What this task involves:
Word for word, copy the listing below and leave out its images.
--- START ---
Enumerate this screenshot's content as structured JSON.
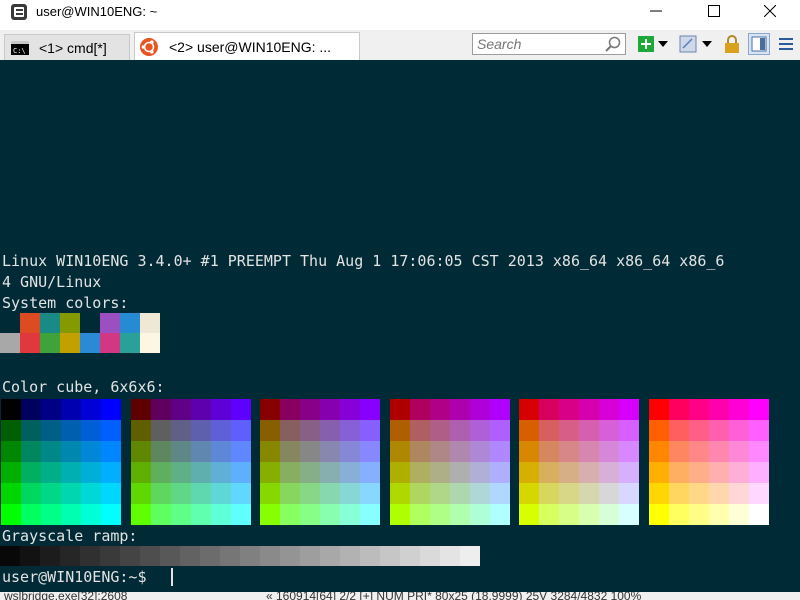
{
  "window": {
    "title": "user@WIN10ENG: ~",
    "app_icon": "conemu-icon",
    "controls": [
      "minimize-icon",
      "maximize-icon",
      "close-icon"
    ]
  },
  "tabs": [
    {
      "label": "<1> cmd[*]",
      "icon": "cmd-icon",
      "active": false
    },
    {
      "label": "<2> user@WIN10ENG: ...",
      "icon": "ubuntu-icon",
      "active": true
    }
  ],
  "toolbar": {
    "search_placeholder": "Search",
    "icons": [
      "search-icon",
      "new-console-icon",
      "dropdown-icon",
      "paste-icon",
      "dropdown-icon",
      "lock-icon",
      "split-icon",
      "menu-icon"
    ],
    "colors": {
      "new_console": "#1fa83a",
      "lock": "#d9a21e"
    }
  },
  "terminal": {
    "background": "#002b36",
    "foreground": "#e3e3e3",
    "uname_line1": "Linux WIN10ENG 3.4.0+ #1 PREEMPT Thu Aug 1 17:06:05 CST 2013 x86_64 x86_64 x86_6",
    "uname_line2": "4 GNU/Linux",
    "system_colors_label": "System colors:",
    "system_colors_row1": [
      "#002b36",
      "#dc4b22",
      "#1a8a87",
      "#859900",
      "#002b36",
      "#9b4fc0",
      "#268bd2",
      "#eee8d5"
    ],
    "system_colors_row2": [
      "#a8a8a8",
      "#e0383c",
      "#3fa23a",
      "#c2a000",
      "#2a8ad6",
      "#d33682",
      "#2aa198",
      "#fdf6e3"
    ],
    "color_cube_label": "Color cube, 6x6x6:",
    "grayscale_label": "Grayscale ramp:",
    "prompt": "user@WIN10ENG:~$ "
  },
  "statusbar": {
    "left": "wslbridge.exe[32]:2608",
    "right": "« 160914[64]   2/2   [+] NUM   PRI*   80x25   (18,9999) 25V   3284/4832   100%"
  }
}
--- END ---
Response:
Enumerate this screenshot's content as structured JSON.
{
  "window": {
    "title": "user@WIN10ENG: ~",
    "app_icon": "conemu-icon",
    "controls": [
      "minimize-icon",
      "maximize-icon",
      "close-icon"
    ]
  },
  "tabs": [
    {
      "label": "<1> cmd[*]",
      "icon": "cmd-icon",
      "active": false
    },
    {
      "label": "<2> user@WIN10ENG: ...",
      "icon": "ubuntu-icon",
      "active": true
    }
  ],
  "toolbar": {
    "search_placeholder": "Search",
    "icons": [
      "search-icon",
      "new-console-icon",
      "dropdown-icon",
      "paste-icon",
      "dropdown-icon",
      "lock-icon",
      "split-icon",
      "menu-icon"
    ],
    "colors": {
      "new_console": "#1fa83a",
      "lock": "#d9a21e"
    }
  },
  "terminal": {
    "background": "#002b36",
    "foreground": "#e3e3e3",
    "uname_line1": "Linux WIN10ENG 3.4.0+ #1 PREEMPT Thu Aug 1 17:06:05 CST 2013 x86_64 x86_64 x86_6",
    "uname_line2": "4 GNU/Linux",
    "system_colors_label": "System colors:",
    "system_colors_row1": [
      "#002b36",
      "#dc4b22",
      "#1a8a87",
      "#859900",
      "#002b36",
      "#9b4fc0",
      "#268bd2",
      "#eee8d5"
    ],
    "system_colors_row2": [
      "#a8a8a8",
      "#e0383c",
      "#3fa23a",
      "#c2a000",
      "#2a8ad6",
      "#d33682",
      "#2aa198",
      "#fdf6e3"
    ],
    "color_cube_label": "Color cube, 6x6x6:",
    "grayscale_label": "Grayscale ramp:",
    "prompt": "user@WIN10ENG:~$ "
  },
  "statusbar": {
    "left": "wslbridge.exe[32]:2608",
    "right": "« 160914[64]   2/2   [+] NUM   PRI*   80x25   (18,9999) 25V   3284/4832   100%"
  }
}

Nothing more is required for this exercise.